__SUPPLIED MATERIAL__.
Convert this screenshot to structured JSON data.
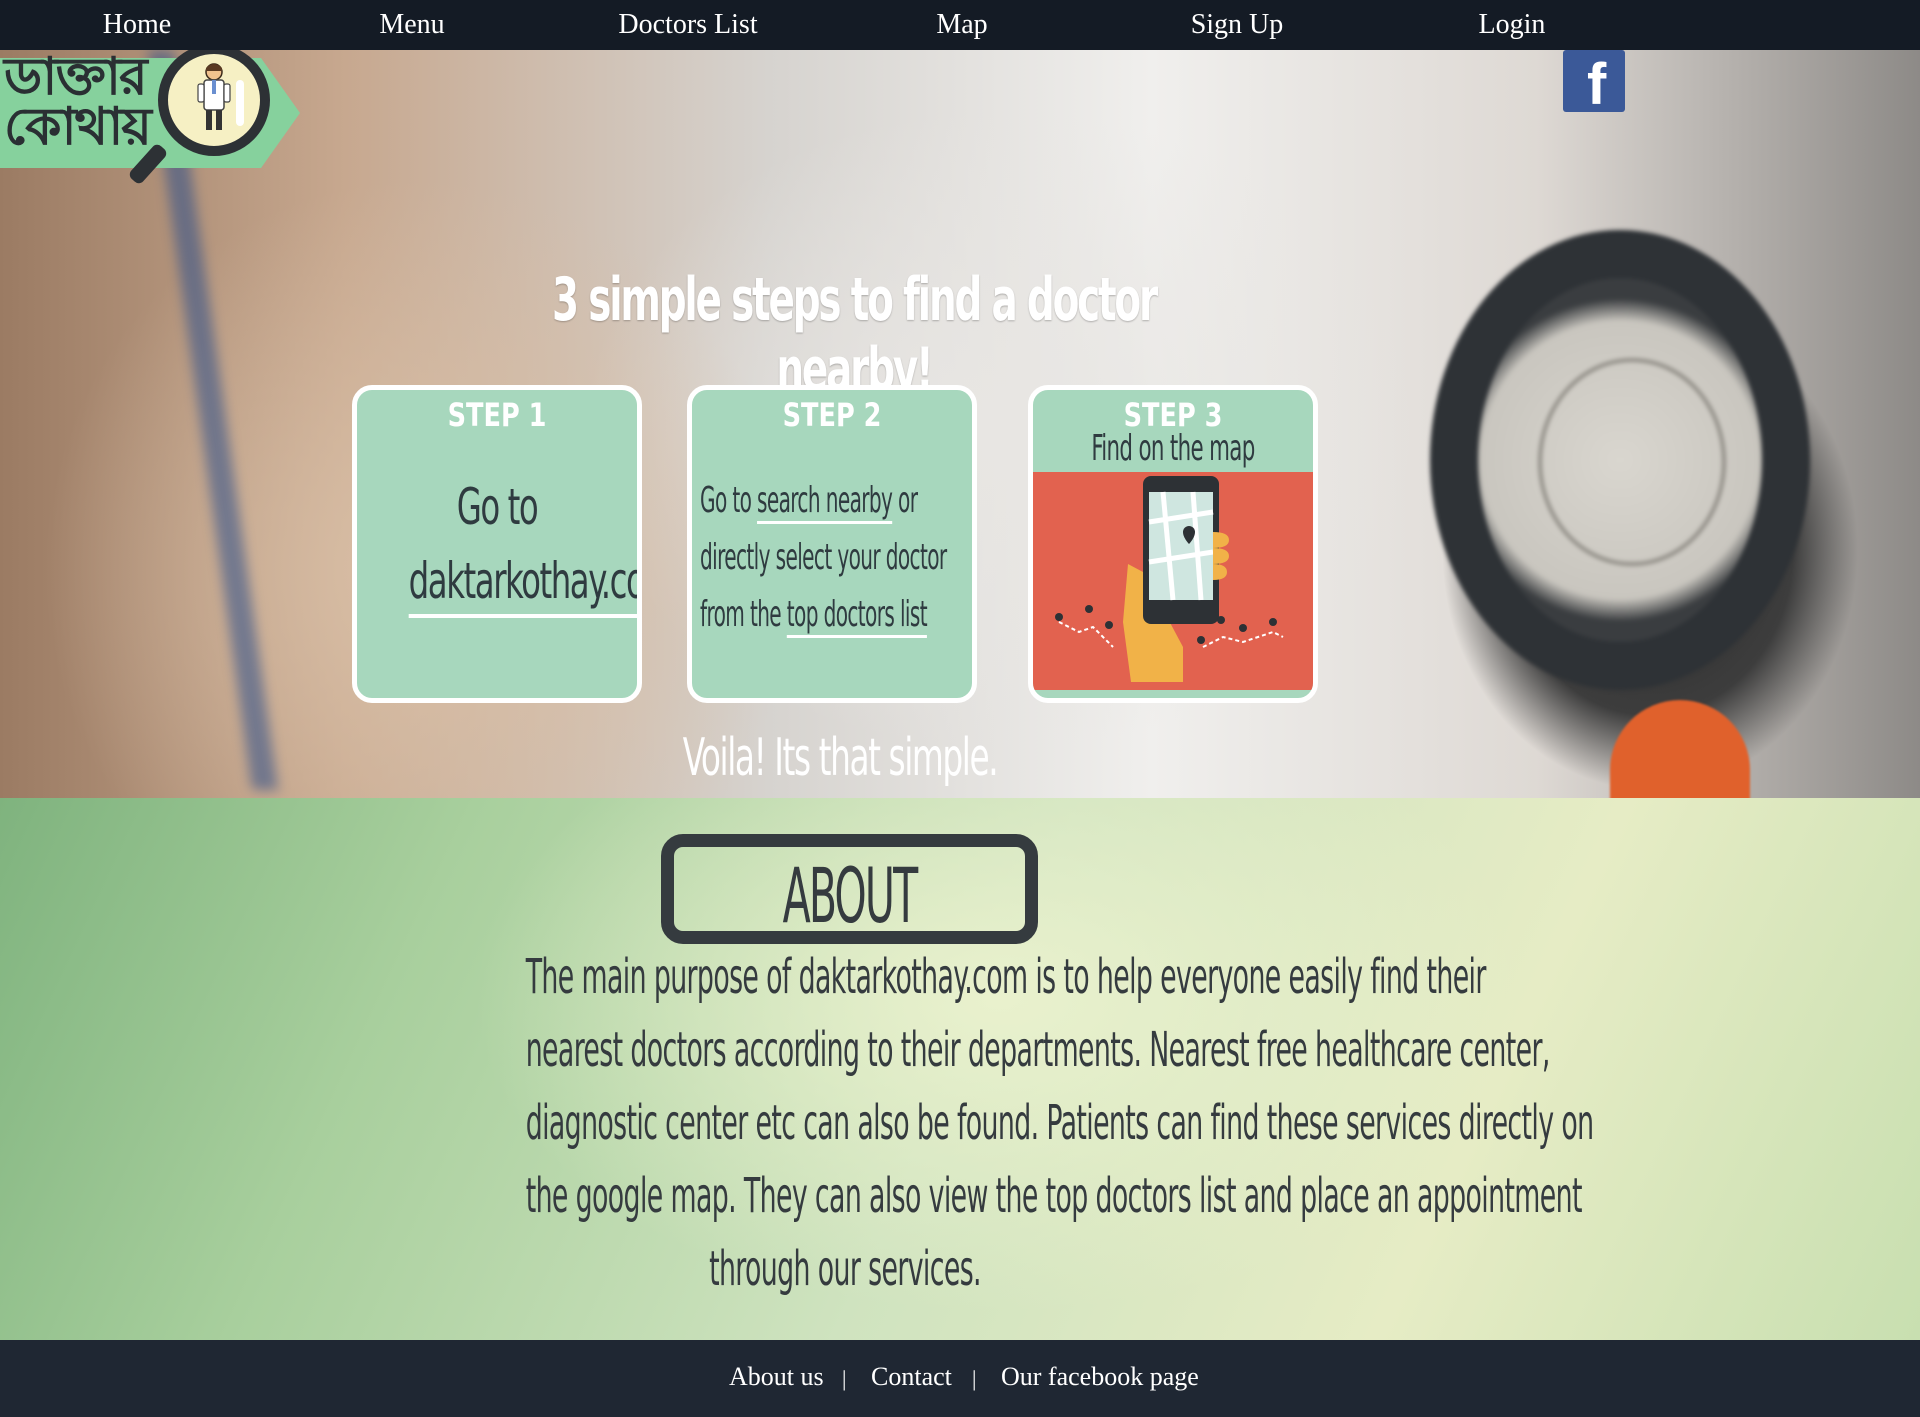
{
  "nav": {
    "items": [
      {
        "label": "Home"
      },
      {
        "label": "Menu"
      },
      {
        "label": "Doctors List"
      },
      {
        "label": "Map"
      },
      {
        "label": "Sign Up"
      },
      {
        "label": "Login"
      }
    ]
  },
  "logo": {
    "text_line1": "ডাক্তার",
    "text_line2": "কোথায়",
    "icon": "magnifier-doctor-icon"
  },
  "social": {
    "facebook_glyph": "f",
    "facebook_color": "#3b5998"
  },
  "hero": {
    "title": "3 simple steps to find a doctor nearby!",
    "steps": [
      {
        "label": "STEP 1",
        "line1": "Go to",
        "link": "daktarkothay.com"
      },
      {
        "label": "STEP 2",
        "prefix": "Go to ",
        "link1": "search nearby",
        "mid1": " or",
        "line2": "directly select your doctor",
        "pre3": "from the ",
        "link2": "top doctors list"
      },
      {
        "label": "STEP 3",
        "sub": "Find on the map",
        "image": "phone-map-illustration"
      }
    ],
    "outro": "Voila! Its that simple."
  },
  "about": {
    "title": "ABOUT",
    "lines": [
      "The main purpose of daktarkothay.com is to help everyone easily find their",
      "nearest doctors according to their departments. Nearest free healthcare center,",
      "diagnostic center etc can also be found. Patients can find these services directly on",
      "the google map. They can also view the top doctors list and place an appointment",
      "through our services."
    ]
  },
  "footer": {
    "links": [
      {
        "label": "About us"
      },
      {
        "label": "Contact"
      },
      {
        "label": "Our facebook page"
      }
    ],
    "separator": "|"
  },
  "colors": {
    "nav_bg": "#141b25",
    "card_bg": "#a7d7bd",
    "card_border": "#ffffff",
    "map_bg": "#e2624f",
    "text_dark": "#2f3b40",
    "footer_bg": "#1f2733"
  }
}
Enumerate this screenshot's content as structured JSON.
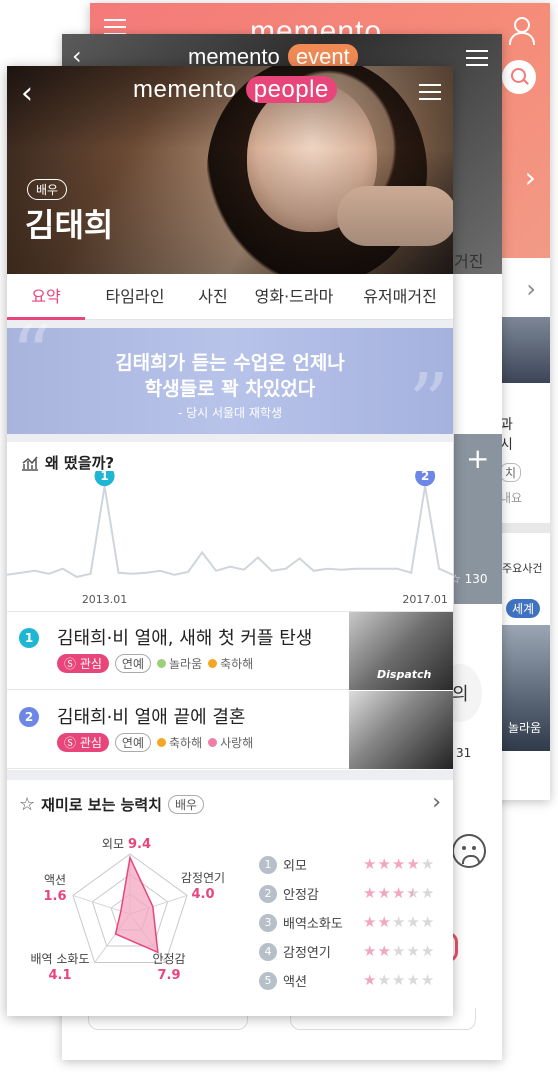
{
  "back_card": {
    "logo": "memento",
    "tab_right": "",
    "article_lines": [
      "과",
      "시"
    ],
    "article_reaction": "내요",
    "major_events_label": "주요사건",
    "world_tag": "세계",
    "reaction_label": "놀라움"
  },
  "mid_card": {
    "logo": "memento",
    "logo_tag": "event",
    "tab_right": "거진",
    "like_count": "130",
    "circle_label": "의",
    "number": "31"
  },
  "header": {
    "logo": "memento",
    "logo_tag": "people",
    "badge": "배우",
    "name": "김태희"
  },
  "tabs": [
    "요약",
    "타임라인",
    "사진",
    "영화·드라마",
    "유저매거진"
  ],
  "quote": {
    "line1": "김태희가 듣는 수업은 언제나",
    "line2": "학생들로 꽉 차있었다",
    "source": "- 당시 서울대 재학생"
  },
  "trend": {
    "title": "왜 떴을까?",
    "x_labels": [
      "2013.01",
      "2017.01"
    ],
    "markers": [
      "1",
      "2"
    ],
    "colors": {
      "marker1": "#1fb6d4",
      "marker2": "#6d87e6",
      "line": "#cfd5db"
    },
    "values": [
      8,
      10,
      12,
      9,
      14,
      6,
      9,
      95,
      10,
      9,
      10,
      12,
      8,
      11,
      30,
      12,
      16,
      13,
      25,
      12,
      14,
      24,
      12,
      14,
      13,
      14,
      14,
      14,
      14,
      10,
      95,
      14,
      8
    ]
  },
  "events": [
    {
      "num": "1",
      "title": "김태희·비 열애, 새해 첫 커플 탄생",
      "score_label": "관심",
      "category": "연예",
      "reactions": [
        {
          "label": "놀라움",
          "color": "#9bd07a"
        },
        {
          "label": "축하해",
          "color": "#f6a623"
        }
      ],
      "thumb_text": "Dispatch"
    },
    {
      "num": "2",
      "title": "김태희·비 열애 끝에 결혼",
      "score_label": "관심",
      "category": "연예",
      "reactions": [
        {
          "label": "축하해",
          "color": "#f6a623"
        },
        {
          "label": "사랑해",
          "color": "#f07fa8"
        }
      ]
    }
  ],
  "ability": {
    "title": "재미로 보는 능력치",
    "badge": "배우",
    "radar": [
      {
        "label": "외모",
        "value": "9.4"
      },
      {
        "label": "감정연기",
        "value": "4.0"
      },
      {
        "label": "안정감",
        "value": "7.9"
      },
      {
        "label": "배역 소화도",
        "value": "4.1"
      },
      {
        "label": "액션",
        "value": "1.6"
      }
    ],
    "stats": [
      {
        "n": "1",
        "label": "외모",
        "stars": 4
      },
      {
        "n": "2",
        "label": "안정감",
        "stars": 3.5
      },
      {
        "n": "3",
        "label": "배역소화도",
        "stars": 2
      },
      {
        "n": "4",
        "label": "감정연기",
        "stars": 2
      },
      {
        "n": "5",
        "label": "액션",
        "stars": 1
      }
    ],
    "colors": {
      "accent": "#e8467a",
      "fill": "#f2a7bf"
    }
  }
}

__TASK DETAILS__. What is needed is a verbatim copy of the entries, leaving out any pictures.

__WRITTEN REPLY__.
Convert this screenshot to structured JSON data.
{
  "nav": {
    "items": [
      {
        "label": "Home"
      },
      {
        "label": "Menu"
      },
      {
        "label": "Doctors List"
      },
      {
        "label": "Map"
      },
      {
        "label": "Sign Up"
      },
      {
        "label": "Login"
      }
    ]
  },
  "logo": {
    "text_line1": "ডাক্তার",
    "text_line2": "কোথায়",
    "icon": "magnifier-doctor-icon"
  },
  "social": {
    "facebook_glyph": "f",
    "facebook_color": "#3b5998"
  },
  "hero": {
    "title": "3 simple steps to find a doctor nearby!",
    "steps": [
      {
        "label": "STEP 1",
        "line1": "Go to",
        "link": "daktarkothay.com"
      },
      {
        "label": "STEP 2",
        "prefix": "Go to ",
        "link1": "search nearby",
        "mid1": " or",
        "line2": "directly select your doctor",
        "pre3": "from the ",
        "link2": "top doctors list"
      },
      {
        "label": "STEP 3",
        "sub": "Find on the map",
        "image": "phone-map-illustration"
      }
    ],
    "outro": "Voila! Its that simple."
  },
  "about": {
    "title": "ABOUT",
    "lines": [
      "The main purpose of daktarkothay.com is to help everyone easily find their",
      "nearest doctors according to their departments. Nearest free healthcare center,",
      "diagnostic center etc can also be found. Patients can find these services directly on",
      "the google map. They can also view the top doctors list and place an appointment",
      "through our services."
    ]
  },
  "footer": {
    "links": [
      {
        "label": "About us"
      },
      {
        "label": "Contact"
      },
      {
        "label": "Our facebook page"
      }
    ],
    "separator": "|"
  },
  "colors": {
    "nav_bg": "#141b25",
    "card_bg": "#a7d7bd",
    "card_border": "#ffffff",
    "map_bg": "#e2624f",
    "text_dark": "#2f3b40",
    "footer_bg": "#1f2733"
  }
}
Enumerate this screenshot's content as structured JSON.
{
  "back_card": {
    "logo": "memento",
    "tab_right": "",
    "article_lines": [
      "과",
      "시"
    ],
    "article_reaction": "내요",
    "major_events_label": "주요사건",
    "world_tag": "세계",
    "reaction_label": "놀라움"
  },
  "mid_card": {
    "logo": "memento",
    "logo_tag": "event",
    "tab_right": "거진",
    "like_count": "130",
    "circle_label": "의",
    "number": "31"
  },
  "header": {
    "logo": "memento",
    "logo_tag": "people",
    "badge": "배우",
    "name": "김태희"
  },
  "tabs": [
    "요약",
    "타임라인",
    "사진",
    "영화·드라마",
    "유저매거진"
  ],
  "quote": {
    "line1": "김태희가 듣는 수업은 언제나",
    "line2": "학생들로 꽉 차있었다",
    "source": "- 당시 서울대 재학생"
  },
  "trend": {
    "title": "왜 떴을까?",
    "x_labels": [
      "2013.01",
      "2017.01"
    ],
    "markers": [
      "1",
      "2"
    ],
    "colors": {
      "marker1": "#1fb6d4",
      "marker2": "#6d87e6",
      "line": "#cfd5db"
    },
    "values": [
      8,
      10,
      12,
      9,
      14,
      6,
      9,
      95,
      10,
      9,
      10,
      12,
      8,
      11,
      30,
      12,
      16,
      13,
      25,
      12,
      14,
      24,
      12,
      14,
      13,
      14,
      14,
      14,
      14,
      10,
      95,
      14,
      8
    ]
  },
  "events": [
    {
      "num": "1",
      "title": "김태희·비 열애, 새해 첫 커플 탄생",
      "score_label": "관심",
      "category": "연예",
      "reactions": [
        {
          "label": "놀라움",
          "color": "#9bd07a"
        },
        {
          "label": "축하해",
          "color": "#f6a623"
        }
      ],
      "thumb_text": "Dispatch"
    },
    {
      "num": "2",
      "title": "김태희·비 열애 끝에 결혼",
      "score_label": "관심",
      "category": "연예",
      "reactions": [
        {
          "label": "축하해",
          "color": "#f6a623"
        },
        {
          "label": "사랑해",
          "color": "#f07fa8"
        }
      ]
    }
  ],
  "ability": {
    "title": "재미로 보는 능력치",
    "badge": "배우",
    "radar": [
      {
        "label": "외모",
        "value": "9.4"
      },
      {
        "label": "감정연기",
        "value": "4.0"
      },
      {
        "label": "안정감",
        "value": "7.9"
      },
      {
        "label": "배역 소화도",
        "value": "4.1"
      },
      {
        "label": "액션",
        "value": "1.6"
      }
    ],
    "stats": [
      {
        "n": "1",
        "label": "외모",
        "stars": 4
      },
      {
        "n": "2",
        "label": "안정감",
        "stars": 3.5
      },
      {
        "n": "3",
        "label": "배역소화도",
        "stars": 2
      },
      {
        "n": "4",
        "label": "감정연기",
        "stars": 2
      },
      {
        "n": "5",
        "label": "액션",
        "stars": 1
      }
    ],
    "colors": {
      "accent": "#e8467a",
      "fill": "#f2a7bf"
    }
  }
}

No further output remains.